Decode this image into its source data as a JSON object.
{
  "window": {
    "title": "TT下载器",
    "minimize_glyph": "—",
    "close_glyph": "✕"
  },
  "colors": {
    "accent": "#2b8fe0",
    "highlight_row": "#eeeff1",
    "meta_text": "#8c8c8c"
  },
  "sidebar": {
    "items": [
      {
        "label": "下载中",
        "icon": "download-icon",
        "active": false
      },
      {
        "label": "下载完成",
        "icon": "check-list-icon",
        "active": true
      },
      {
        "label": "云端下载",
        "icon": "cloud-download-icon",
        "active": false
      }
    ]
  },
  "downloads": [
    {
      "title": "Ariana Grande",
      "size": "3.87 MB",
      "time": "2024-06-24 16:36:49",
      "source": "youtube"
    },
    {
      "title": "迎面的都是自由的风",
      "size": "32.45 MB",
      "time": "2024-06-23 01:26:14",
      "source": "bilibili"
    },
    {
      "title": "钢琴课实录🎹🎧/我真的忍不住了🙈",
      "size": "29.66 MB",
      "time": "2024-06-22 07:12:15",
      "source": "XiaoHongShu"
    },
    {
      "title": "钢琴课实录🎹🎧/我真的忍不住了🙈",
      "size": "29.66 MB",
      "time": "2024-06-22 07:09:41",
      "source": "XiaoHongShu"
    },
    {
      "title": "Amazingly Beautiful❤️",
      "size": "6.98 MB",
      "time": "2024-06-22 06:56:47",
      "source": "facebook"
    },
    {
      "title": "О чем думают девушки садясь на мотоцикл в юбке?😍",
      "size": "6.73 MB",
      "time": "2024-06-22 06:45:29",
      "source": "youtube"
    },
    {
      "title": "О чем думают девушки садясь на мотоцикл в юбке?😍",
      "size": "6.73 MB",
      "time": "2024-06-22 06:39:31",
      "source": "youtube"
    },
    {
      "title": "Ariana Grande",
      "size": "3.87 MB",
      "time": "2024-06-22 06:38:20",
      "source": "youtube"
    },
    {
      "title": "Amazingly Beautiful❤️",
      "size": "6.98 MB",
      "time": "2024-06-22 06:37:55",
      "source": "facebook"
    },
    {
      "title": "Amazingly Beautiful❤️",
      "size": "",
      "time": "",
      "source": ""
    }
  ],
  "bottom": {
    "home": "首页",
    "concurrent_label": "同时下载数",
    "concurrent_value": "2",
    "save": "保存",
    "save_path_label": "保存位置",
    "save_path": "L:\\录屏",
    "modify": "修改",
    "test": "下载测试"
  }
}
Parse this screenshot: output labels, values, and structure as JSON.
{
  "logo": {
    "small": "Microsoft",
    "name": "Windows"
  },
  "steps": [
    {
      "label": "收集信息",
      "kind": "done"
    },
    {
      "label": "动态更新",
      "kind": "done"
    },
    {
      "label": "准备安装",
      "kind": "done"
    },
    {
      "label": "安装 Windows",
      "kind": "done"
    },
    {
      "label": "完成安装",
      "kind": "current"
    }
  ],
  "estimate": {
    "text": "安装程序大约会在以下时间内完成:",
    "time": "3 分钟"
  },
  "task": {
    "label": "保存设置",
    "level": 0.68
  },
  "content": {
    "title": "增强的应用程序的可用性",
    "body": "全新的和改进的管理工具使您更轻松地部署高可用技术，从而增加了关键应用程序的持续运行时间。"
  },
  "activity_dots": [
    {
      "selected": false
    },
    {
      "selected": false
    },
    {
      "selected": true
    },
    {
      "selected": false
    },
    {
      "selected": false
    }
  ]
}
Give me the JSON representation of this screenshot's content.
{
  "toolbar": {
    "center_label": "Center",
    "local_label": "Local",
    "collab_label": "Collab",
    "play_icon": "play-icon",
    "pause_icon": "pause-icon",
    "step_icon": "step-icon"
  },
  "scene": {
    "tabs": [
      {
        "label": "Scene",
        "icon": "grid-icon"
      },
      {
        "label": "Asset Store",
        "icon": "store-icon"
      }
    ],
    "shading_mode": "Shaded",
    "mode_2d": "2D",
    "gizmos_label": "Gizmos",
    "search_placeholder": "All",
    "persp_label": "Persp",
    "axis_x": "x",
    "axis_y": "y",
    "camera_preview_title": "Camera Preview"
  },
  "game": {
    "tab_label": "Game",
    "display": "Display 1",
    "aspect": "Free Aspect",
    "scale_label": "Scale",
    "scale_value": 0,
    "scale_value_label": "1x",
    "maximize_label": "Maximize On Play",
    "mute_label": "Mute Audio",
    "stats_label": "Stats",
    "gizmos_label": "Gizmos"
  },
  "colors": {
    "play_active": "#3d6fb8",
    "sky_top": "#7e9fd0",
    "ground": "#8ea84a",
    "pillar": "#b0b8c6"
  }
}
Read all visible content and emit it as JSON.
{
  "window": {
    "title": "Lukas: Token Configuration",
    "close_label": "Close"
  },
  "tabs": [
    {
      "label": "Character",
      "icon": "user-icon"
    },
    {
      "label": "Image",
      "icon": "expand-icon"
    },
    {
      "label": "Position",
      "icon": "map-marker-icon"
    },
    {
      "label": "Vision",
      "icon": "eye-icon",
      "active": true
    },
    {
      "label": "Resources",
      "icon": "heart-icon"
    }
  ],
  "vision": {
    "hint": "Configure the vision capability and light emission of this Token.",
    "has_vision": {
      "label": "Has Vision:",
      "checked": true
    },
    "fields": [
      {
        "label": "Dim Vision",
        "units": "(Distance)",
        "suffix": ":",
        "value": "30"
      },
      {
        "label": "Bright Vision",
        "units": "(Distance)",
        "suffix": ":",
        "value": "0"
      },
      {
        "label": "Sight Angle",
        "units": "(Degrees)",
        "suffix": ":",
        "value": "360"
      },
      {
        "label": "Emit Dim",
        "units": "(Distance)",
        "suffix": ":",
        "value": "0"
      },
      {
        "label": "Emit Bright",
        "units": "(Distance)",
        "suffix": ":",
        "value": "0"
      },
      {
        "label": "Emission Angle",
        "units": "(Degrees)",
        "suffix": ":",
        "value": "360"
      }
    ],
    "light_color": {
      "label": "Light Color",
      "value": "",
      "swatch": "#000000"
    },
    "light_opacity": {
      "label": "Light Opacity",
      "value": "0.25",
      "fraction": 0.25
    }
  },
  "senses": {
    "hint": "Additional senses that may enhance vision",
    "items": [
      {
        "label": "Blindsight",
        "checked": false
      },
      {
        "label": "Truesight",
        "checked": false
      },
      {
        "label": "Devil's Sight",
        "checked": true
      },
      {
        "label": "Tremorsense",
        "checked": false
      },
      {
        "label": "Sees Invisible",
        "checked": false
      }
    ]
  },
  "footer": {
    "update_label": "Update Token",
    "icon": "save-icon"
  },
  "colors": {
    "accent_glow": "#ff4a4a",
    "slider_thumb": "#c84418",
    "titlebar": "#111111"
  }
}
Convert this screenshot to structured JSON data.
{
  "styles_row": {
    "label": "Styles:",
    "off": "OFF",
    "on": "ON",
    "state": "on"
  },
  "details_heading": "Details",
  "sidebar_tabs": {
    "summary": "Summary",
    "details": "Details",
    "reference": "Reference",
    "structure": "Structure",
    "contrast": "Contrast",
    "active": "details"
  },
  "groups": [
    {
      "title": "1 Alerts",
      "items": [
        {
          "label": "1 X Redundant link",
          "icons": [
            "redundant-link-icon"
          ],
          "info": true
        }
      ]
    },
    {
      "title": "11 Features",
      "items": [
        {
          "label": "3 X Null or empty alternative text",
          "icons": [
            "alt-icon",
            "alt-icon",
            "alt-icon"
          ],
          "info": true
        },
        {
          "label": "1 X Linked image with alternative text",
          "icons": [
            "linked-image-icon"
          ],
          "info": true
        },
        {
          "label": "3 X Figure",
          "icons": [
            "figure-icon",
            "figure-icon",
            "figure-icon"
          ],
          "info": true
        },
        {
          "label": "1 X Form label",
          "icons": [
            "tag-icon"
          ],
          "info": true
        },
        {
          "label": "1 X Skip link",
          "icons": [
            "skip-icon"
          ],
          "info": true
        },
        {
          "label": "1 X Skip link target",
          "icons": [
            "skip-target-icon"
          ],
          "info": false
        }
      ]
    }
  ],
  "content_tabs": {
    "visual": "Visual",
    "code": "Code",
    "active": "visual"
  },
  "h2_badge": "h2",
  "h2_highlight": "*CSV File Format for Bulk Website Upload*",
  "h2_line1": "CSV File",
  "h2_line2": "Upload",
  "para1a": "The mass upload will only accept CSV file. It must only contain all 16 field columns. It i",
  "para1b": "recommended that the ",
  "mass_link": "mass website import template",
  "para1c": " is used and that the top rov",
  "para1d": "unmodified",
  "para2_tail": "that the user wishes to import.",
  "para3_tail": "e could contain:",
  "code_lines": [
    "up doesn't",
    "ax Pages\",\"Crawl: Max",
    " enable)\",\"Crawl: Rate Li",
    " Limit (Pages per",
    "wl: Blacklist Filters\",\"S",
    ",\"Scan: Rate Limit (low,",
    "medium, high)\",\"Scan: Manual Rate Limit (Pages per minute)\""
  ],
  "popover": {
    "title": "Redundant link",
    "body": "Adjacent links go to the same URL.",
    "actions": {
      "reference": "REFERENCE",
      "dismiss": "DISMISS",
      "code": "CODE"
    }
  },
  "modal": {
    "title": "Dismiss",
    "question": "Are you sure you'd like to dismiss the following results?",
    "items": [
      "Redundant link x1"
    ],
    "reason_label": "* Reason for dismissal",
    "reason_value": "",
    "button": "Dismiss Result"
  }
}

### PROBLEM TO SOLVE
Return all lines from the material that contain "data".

### SOLUTION TO THIS PROBLEM
Decode this image into its source data as a JSON object.
Convert this screenshot to structured JSON data.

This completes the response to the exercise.